To join via Zoom: To join this seminar, please request Zoom connection details from headsec [at]

Title: Bayesian Dose-Finding Design for Molecularly Targeted Agents and Immunotherapy

Abstract: Molecularly targeted agents and immunotherapy have revolutionized modern cancer treatment. Unlike chemotherapy, the maximum tolerated dose of the targeted therapies may not pose significant clinical benefit over the lower doses. By simultaneously considering both binary toxicity and efficacy endpoints, phase I/II trials can identify a better dose for subsequent phase II trials than traditional phase I trials in terms of efficacy-toxicity tradeoff. Existing phase I/II dose-finding methods are model-based or need to pre-specify many design parameters, which makes them difficult to implement in practice. To strengthen and simplify the current practice of phase I/II trials, we propose a utility-based toxicity probability interval (uTPI) design for finding the optimal biological dose (OBD) where binary toxicity and efficacy endpoints are observed. The uTPI design is model-assisted in nature, simply modeling the utility outcomes observed at the current dose level based on a quasibinomial likelihood. Toxicity probability intervals are used to screen out overly toxic dose levels, and then the dose escalation/de-escalation decisions are made adaptively by comparing the posterior utility distributions of the adjacent levels of the current dose. The uTPI design is flexible in accommodating various utility functions while only needing minimum design parameters. A prominent feature of the uTPI design is that it has a simple decision structure such that a concise dose-assignment decision table can be calculated before the start of the trial and be used throughout the trial, which greatly simplifies the practical implementation of the design. Extensive simulation studies demonstrate that the proposed uTPI design yields desirable as well as robust performance under various scenarios.

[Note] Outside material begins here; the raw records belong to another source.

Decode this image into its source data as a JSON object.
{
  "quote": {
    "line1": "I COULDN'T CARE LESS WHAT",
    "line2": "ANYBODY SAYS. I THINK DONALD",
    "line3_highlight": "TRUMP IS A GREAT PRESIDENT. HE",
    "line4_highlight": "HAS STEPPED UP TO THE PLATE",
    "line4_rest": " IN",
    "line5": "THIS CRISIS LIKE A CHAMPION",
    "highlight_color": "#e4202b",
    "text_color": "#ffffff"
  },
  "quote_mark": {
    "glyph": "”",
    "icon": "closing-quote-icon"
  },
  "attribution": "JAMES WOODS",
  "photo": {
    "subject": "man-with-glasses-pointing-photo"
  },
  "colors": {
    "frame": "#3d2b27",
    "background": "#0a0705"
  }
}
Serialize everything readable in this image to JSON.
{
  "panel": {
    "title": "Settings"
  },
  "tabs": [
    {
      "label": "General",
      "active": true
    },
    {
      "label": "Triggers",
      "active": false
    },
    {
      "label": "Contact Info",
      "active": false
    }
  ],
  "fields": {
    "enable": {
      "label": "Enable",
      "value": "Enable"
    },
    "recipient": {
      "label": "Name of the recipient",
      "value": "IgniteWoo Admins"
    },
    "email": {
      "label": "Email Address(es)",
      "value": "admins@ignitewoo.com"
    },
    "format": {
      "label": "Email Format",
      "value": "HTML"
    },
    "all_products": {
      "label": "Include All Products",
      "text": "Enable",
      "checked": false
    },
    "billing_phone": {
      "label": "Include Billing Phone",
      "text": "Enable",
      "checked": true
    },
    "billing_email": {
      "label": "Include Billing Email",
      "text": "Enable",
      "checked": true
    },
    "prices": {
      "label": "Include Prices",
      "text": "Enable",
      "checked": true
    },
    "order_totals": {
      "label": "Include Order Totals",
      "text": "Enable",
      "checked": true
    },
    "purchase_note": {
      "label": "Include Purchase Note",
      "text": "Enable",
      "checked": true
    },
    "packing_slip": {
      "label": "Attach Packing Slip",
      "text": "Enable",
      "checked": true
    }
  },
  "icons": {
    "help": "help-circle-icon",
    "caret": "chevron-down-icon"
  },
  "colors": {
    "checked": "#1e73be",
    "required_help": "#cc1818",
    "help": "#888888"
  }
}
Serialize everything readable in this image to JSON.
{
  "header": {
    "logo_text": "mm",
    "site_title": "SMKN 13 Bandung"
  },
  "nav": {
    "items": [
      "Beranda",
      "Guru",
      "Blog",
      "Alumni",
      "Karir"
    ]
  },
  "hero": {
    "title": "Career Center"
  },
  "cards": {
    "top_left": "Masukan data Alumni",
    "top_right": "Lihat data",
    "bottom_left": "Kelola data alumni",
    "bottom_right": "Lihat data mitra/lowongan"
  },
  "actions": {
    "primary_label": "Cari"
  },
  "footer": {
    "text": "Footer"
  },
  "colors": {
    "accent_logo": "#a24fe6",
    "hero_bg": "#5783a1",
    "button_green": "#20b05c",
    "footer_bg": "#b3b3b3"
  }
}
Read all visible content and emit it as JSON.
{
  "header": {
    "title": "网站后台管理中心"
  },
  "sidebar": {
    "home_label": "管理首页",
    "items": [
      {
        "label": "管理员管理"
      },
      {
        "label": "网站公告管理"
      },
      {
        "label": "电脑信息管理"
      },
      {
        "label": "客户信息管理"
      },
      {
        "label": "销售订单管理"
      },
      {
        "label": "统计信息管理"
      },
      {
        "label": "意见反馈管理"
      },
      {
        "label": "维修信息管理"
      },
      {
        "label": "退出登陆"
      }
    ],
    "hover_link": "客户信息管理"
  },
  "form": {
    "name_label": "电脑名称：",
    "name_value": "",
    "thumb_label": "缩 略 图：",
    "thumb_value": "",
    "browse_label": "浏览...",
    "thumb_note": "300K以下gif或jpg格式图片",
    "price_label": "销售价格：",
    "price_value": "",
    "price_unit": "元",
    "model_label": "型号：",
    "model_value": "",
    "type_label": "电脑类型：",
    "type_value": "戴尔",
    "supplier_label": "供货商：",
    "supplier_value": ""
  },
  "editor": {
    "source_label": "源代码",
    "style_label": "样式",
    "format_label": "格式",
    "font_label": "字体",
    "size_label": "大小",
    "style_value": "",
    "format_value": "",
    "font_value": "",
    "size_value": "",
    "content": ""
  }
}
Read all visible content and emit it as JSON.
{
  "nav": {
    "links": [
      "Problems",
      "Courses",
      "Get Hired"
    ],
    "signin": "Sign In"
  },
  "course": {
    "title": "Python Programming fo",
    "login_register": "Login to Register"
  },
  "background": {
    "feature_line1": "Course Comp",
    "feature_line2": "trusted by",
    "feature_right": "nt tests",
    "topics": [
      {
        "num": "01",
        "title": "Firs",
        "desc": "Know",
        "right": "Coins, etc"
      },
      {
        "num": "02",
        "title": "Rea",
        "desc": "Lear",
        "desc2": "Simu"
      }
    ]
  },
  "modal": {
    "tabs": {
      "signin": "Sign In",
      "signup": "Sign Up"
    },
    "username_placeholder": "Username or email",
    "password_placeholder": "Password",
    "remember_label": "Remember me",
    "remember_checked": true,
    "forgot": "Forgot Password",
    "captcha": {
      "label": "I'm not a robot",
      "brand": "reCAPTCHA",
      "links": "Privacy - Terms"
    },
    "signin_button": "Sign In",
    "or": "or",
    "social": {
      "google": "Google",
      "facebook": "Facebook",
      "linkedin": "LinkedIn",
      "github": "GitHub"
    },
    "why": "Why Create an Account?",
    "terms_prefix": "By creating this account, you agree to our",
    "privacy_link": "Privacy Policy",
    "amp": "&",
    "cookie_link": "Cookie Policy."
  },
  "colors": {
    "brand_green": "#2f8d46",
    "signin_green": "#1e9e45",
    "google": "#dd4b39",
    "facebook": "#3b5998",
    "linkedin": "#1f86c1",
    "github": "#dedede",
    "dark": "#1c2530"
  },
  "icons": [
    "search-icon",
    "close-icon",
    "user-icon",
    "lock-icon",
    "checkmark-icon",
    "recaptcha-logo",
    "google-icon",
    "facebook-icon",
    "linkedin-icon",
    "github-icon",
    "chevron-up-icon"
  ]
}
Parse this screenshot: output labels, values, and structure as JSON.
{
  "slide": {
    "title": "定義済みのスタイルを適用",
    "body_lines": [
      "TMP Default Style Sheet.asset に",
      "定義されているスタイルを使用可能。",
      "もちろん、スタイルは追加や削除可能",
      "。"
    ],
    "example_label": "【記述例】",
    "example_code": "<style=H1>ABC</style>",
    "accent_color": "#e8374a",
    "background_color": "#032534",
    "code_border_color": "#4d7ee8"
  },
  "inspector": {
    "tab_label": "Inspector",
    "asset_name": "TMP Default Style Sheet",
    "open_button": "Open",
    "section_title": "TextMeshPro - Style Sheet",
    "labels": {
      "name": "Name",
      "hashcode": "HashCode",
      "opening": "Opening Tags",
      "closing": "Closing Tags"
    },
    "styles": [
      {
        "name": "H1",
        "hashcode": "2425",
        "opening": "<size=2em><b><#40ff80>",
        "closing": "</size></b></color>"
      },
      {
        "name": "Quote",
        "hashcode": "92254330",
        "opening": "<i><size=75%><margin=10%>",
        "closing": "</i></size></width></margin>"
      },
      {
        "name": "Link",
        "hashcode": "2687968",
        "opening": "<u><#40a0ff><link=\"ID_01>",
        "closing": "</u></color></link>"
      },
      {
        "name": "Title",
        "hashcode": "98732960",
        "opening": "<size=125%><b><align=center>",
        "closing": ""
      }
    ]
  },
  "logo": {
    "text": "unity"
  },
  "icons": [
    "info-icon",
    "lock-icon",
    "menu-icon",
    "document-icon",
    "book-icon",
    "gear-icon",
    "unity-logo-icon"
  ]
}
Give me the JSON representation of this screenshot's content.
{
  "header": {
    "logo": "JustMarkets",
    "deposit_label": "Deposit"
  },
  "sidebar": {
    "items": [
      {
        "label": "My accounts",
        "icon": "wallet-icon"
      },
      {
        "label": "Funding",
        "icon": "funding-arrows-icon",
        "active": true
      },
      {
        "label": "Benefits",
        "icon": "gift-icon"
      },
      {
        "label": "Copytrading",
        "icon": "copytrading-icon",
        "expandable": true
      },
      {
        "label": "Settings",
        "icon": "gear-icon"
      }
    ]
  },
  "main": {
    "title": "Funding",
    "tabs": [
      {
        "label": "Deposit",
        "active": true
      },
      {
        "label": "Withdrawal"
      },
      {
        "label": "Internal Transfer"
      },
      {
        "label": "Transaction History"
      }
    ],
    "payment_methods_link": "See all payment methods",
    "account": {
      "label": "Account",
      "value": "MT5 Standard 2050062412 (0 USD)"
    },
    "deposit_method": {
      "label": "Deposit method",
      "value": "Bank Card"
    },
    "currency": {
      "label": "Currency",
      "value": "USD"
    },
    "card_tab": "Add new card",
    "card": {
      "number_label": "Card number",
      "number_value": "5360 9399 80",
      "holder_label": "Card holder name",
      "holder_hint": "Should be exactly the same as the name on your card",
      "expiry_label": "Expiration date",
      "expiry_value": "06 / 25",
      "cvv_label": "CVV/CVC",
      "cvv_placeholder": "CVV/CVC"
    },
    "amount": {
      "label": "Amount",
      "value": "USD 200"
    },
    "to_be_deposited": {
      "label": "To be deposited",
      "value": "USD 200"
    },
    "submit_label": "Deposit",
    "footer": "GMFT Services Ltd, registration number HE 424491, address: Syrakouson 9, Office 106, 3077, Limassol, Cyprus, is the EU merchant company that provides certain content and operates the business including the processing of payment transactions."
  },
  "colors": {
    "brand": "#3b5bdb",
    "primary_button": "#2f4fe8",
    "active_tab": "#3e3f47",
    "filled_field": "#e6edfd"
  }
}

This talk is based on the joint work with Ruitao Lin and Ying Yuan at MD Anderson Cancer Center.